ABC News (blog) - 2 days agoA lady walks up the steps to her home in a housing estate built for refugees from the Greek-Turkish war of 1919-22 in Nikaia, southern Athens, ...
- www.npr.org/blogs/.../2011/.../23/.../around-the-jazz-internet-nov-23...2 days ago – A roundup of salutes to Paul Motian, plus the return of Rhoda Scott and Geri Allen goes Christmas.
- www.shacknews.com/article/71249/daily-filter-november-23-20112 days ago – Today's Filter features a factional intelligence debriefing for PlanetSide 2, new screenshots for Uncharted: Golden Abyss, and much more!
- thinkprogress.org/.../2011/11/23/.../morning-briefing-november-23-...2 days ago – A new Congressional Budget Office analysis estimates that the stimulus package created up to 2.4 million jobs through the third quarter of 2011 ...
- money.cnn.com/2011/11/23/markets/markets_newyork/index.htm2 days ago – U.S. stocks take cues from Asian markets Wednesday, after a preliminary report showed that Chinese manufacturing slowed sharply and amid ...

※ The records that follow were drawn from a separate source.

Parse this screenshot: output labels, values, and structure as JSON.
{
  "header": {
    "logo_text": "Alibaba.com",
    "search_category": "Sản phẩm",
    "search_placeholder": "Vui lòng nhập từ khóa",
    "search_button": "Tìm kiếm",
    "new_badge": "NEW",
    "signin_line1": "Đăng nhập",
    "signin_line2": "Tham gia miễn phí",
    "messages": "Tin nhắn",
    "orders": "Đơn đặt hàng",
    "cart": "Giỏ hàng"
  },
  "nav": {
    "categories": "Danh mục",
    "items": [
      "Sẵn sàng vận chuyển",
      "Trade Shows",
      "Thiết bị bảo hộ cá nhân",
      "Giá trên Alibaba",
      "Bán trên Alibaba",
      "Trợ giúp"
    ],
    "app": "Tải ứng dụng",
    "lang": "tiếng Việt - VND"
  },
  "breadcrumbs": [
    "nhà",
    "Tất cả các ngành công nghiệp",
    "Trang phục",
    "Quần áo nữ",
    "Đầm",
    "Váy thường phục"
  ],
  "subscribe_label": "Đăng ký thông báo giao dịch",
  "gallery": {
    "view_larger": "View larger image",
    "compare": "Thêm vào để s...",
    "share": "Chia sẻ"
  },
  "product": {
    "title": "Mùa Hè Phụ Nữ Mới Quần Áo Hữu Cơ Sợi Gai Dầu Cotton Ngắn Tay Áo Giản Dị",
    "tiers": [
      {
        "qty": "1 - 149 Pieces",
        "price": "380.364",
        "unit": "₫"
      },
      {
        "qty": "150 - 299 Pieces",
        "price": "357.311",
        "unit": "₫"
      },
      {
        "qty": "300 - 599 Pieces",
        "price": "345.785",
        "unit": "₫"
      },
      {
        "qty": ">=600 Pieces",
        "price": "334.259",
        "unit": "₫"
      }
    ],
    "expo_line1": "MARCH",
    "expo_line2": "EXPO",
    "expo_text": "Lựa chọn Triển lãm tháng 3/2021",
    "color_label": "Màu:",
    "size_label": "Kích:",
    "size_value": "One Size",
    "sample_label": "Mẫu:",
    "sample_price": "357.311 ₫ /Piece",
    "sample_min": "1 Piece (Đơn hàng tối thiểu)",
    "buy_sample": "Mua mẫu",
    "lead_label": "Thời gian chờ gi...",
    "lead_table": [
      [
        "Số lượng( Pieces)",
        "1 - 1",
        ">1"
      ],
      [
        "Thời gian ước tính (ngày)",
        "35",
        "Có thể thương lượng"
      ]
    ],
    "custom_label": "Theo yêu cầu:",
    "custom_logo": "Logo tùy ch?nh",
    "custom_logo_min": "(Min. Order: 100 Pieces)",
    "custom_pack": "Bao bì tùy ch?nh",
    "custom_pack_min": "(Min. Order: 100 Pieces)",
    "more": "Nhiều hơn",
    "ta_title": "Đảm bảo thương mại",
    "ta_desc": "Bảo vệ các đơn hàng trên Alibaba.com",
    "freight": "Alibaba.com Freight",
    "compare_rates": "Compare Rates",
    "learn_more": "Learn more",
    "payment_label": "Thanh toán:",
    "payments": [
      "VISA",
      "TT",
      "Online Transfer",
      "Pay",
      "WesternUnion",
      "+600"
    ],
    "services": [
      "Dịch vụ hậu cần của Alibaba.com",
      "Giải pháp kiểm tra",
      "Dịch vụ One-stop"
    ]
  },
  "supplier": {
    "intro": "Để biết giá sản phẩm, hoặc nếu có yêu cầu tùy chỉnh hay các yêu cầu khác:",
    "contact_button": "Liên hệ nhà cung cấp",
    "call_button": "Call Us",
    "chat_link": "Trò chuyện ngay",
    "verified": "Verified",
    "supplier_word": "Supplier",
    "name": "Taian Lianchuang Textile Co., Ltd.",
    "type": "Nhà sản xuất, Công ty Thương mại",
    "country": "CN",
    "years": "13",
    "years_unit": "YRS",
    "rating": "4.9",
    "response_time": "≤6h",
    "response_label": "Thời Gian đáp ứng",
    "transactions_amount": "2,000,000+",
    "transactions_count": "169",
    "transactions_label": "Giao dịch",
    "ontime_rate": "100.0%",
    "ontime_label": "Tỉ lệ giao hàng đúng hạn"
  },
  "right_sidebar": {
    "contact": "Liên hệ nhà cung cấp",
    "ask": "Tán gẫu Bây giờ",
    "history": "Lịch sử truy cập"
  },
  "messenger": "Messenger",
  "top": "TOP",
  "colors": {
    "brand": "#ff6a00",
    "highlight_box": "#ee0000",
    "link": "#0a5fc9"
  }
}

- money.cnn.com/2011/11/23/technology/groupon_stock.../index.htm2 days ago – Groupon's stock sank below its $20 offering price, signaling that the Internet IPO craze might be a bit overdone.
- www.pbs.org/.../2011/11/daily-must-reads-nov-23-2011327.html2 days ago – Daily Must-Reads, Nov. 23, 2011. The best stories across the web on media and technology. 1. How SOPA would affect you - FAQ (CNET ...
- news.yahoo.com/health-highlights-nov-23-2011-170206693.html2 days ago – From Yahoo! News: Here are some of the latest health and medical news developments, compiled by the editors of HealthDay: